Data provided:
[Start of section]

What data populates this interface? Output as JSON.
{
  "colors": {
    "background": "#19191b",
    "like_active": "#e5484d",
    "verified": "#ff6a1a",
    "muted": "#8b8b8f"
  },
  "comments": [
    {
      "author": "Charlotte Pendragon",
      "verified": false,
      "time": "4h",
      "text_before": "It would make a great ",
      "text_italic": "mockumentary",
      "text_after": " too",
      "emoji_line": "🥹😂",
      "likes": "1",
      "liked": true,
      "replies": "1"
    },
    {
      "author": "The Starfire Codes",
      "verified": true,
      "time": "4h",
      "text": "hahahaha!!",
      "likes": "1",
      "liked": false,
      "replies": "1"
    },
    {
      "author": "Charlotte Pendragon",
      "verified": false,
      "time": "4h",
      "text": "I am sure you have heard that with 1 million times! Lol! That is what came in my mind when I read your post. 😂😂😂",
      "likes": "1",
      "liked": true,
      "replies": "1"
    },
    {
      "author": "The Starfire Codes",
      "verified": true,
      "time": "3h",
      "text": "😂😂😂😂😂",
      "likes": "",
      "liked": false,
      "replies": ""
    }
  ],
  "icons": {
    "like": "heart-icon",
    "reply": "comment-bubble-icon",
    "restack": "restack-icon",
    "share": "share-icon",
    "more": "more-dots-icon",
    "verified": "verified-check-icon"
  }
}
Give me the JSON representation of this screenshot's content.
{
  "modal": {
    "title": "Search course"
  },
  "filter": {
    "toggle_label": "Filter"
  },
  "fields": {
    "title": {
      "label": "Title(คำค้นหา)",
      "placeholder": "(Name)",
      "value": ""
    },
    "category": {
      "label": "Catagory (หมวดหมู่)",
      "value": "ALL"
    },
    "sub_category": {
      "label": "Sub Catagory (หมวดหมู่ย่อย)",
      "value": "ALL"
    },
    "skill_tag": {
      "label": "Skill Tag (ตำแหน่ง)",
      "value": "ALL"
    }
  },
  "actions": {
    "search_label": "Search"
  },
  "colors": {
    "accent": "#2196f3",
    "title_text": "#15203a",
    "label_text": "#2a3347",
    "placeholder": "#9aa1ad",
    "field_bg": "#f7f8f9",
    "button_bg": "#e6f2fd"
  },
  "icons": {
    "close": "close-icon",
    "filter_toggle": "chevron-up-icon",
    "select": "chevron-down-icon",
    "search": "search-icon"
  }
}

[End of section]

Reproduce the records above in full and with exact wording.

Solution for this exercise:
What data populates this interface? Output as JSON.
{
  "colors": {
    "background": "#19191b",
    "like_active": "#e5484d",
    "verified": "#ff6a1a",
    "muted": "#8b8b8f"
  },
  "comments": [
    {
      "author": "Charlotte Pendragon",
      "verified": false,
      "time": "4h",
      "text_before": "It would make a great ",
      "text_italic": "mockumentary",
      "text_after": " too",
      "emoji_line": "🥹😂",
      "likes": "1",
      "liked": true,
      "replies": "1"
    },
    {
      "author": "The Starfire Codes",
      "verified": true,
      "time": "4h",
      "text": "hahahaha!!",
      "likes": "1",
      "liked": false,
      "replies": "1"
    },
    {
      "author": "Charlotte Pendragon",
      "verified": false,
      "time": "4h",
      "text": "I am sure you have heard that with 1 million times! Lol! That is what came in my mind when I read your post. 😂😂😂",
      "likes": "1",
      "liked": true,
      "replies": "1"
    },
    {
      "author": "The Starfire Codes",
      "verified": true,
      "time": "3h",
      "text": "😂😂😂😂😂",
      "likes": "",
      "liked": false,
      "replies": ""
    }
  ],
  "icons": {
    "like": "heart-icon",
    "reply": "comment-bubble-icon",
    "restack": "restack-icon",
    "share": "share-icon",
    "more": "more-dots-icon",
    "verified": "verified-check-icon"
  }
}
Give me the JSON representation of this screenshot's content.
{
  "modal": {
    "title": "Search course"
  },
  "filter": {
    "toggle_label": "Filter"
  },
  "fields": {
    "title": {
      "label": "Title(คำค้นหา)",
      "placeholder": "(Name)",
      "value": ""
    },
    "category": {
      "label": "Catagory (หมวดหมู่)",
      "value": "ALL"
    },
    "sub_category": {
      "label": "Sub Catagory (หมวดหมู่ย่อย)",
      "value": "ALL"
    },
    "skill_tag": {
      "label": "Skill Tag (ตำแหน่ง)",
      "value": "ALL"
    }
  },
  "actions": {
    "search_label": "Search"
  },
  "colors": {
    "accent": "#2196f3",
    "title_text": "#15203a",
    "label_text": "#2a3347",
    "placeholder": "#9aa1ad",
    "field_bg": "#f7f8f9",
    "button_bg": "#e6f2fd"
  },
  "icons": {
    "close": "close-icon",
    "filter_toggle": "chevron-up-icon",
    "select": "chevron-down-icon",
    "search": "search-icon"
  }
}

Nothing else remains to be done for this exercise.